● WORK ORDER
Across the entries that follow, count each line holding "sphere" and state the total alone.

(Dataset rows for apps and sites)
☆ ☆ ☆ ☆

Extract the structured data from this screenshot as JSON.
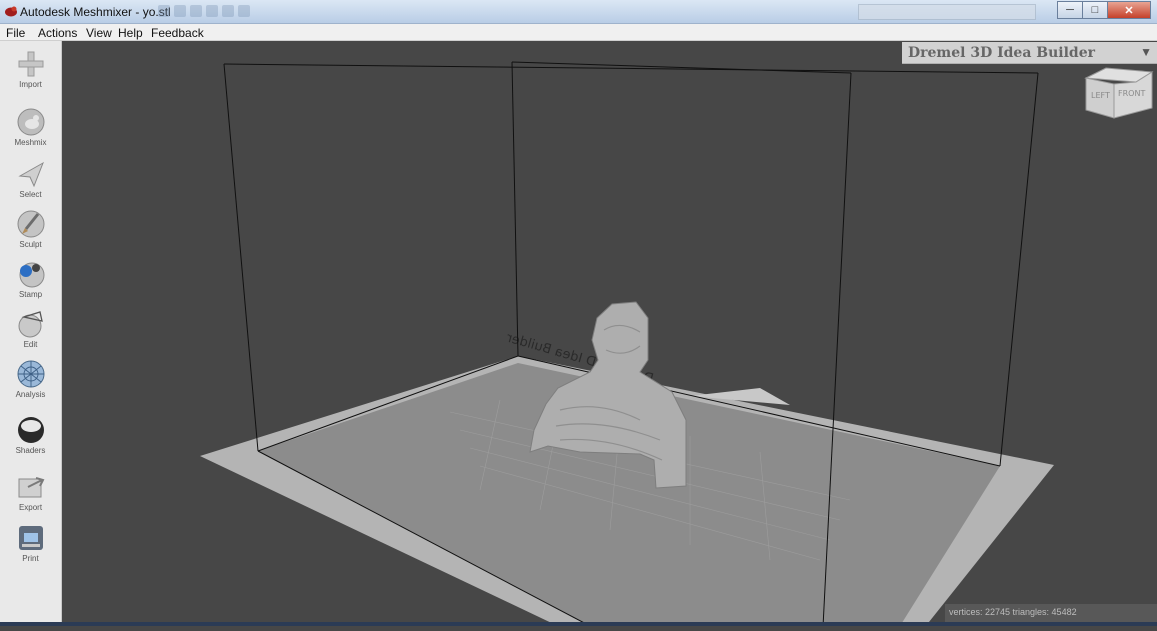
{
  "window": {
    "title": "Autodesk Meshmixer - yo.stl",
    "controls": {
      "minimize_icon": "minimize-icon",
      "maximize_icon": "maximize-icon",
      "close_icon": "close-icon"
    }
  },
  "menu": [
    "File",
    "Actions",
    "View",
    "Help",
    "Feedback"
  ],
  "tools": [
    {
      "label": "Import",
      "icon": "plus-icon"
    },
    {
      "label": "Meshmix",
      "icon": "meshmix-bunny-icon"
    },
    {
      "label": "Select",
      "icon": "cursor-arrow-icon"
    },
    {
      "label": "Sculpt",
      "icon": "brush-icon"
    },
    {
      "label": "Stamp",
      "icon": "stamp-icon"
    },
    {
      "label": "Edit",
      "icon": "edit-sphere-icon"
    },
    {
      "label": "Analysis",
      "icon": "analysis-sphere-icon"
    },
    {
      "label": "Shaders",
      "icon": "shader-sphere-icon"
    },
    {
      "label": "Export",
      "icon": "export-icon"
    },
    {
      "label": "Print",
      "icon": "printer-icon"
    }
  ],
  "printer": {
    "selected": "Dremel 3D Idea Builder"
  },
  "bed_label": "Dremel 3D Idea Builder",
  "viewcube": {
    "left": "LEFT",
    "front": "FRONT"
  },
  "status": {
    "text": "vertices: 22745 triangles: 45482"
  },
  "colors": {
    "viewport_bg": "#474747",
    "toolbar_bg": "#e9e9e9",
    "bed": "#8c8c8c",
    "bed_border": "#b4b4b4",
    "model": "#aeaeae"
  }
}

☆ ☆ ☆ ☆

● SOLUTION TO THE EXERCISE
3